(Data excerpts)
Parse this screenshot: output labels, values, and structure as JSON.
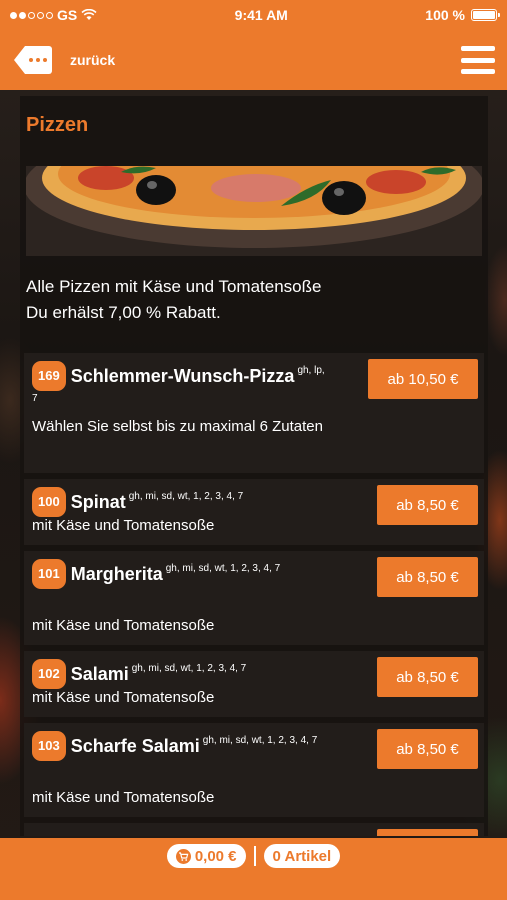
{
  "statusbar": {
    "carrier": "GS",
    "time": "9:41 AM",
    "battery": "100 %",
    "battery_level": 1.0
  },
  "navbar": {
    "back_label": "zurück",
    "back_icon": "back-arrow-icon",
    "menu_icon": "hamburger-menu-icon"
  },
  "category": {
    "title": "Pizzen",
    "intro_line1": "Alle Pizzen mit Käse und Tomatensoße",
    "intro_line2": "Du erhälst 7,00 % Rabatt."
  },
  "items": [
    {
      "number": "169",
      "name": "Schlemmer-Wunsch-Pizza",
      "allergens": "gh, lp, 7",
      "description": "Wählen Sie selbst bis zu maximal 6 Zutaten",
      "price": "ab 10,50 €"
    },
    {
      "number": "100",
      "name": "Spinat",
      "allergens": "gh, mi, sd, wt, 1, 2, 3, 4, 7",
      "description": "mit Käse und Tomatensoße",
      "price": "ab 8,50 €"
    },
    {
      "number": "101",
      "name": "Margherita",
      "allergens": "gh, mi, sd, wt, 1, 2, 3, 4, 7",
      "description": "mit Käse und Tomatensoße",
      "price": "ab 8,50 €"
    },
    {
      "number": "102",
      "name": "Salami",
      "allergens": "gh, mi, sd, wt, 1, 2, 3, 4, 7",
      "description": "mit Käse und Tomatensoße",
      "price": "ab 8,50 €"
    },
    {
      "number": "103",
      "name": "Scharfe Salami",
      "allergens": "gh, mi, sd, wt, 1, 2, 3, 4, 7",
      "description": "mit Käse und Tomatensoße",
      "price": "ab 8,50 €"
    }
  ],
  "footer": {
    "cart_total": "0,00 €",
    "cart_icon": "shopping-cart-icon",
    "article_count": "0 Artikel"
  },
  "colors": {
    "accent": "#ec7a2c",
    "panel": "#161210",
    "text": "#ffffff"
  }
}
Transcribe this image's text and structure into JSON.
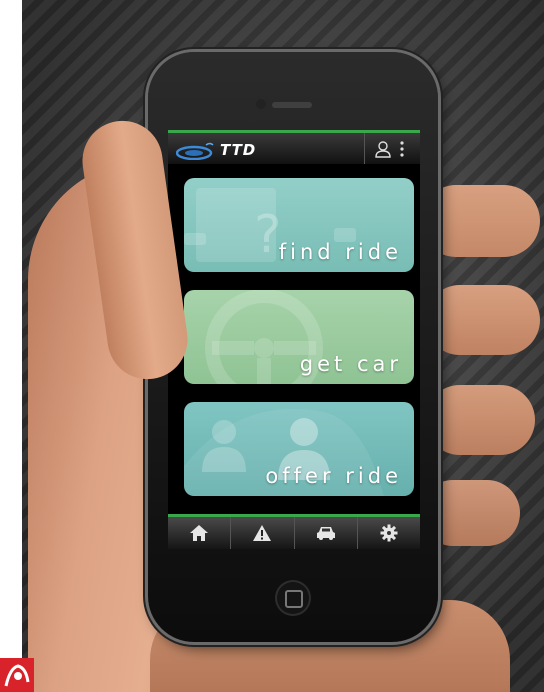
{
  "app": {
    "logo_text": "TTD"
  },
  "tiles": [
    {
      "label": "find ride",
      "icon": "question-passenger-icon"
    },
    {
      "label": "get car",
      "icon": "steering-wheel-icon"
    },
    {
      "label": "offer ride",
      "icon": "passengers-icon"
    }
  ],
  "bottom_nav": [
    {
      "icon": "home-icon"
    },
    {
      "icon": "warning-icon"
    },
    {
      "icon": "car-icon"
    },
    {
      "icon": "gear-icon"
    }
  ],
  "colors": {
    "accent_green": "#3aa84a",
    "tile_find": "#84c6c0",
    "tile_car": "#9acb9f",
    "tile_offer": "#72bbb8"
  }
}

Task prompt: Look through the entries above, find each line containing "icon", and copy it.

Exercise output:
    "back_icon": "back-arrow-icon",
    "menu_icon": "hamburger-menu-icon"
    "cart_icon": "shopping-cart-icon",
      "icon": "question-passenger-icon"
      "icon": "steering-wheel-icon"
      "icon": "passengers-icon"
      "icon": "home-icon"
      "icon": "warning-icon"
      "icon": "car-icon"
      "icon": "gear-icon"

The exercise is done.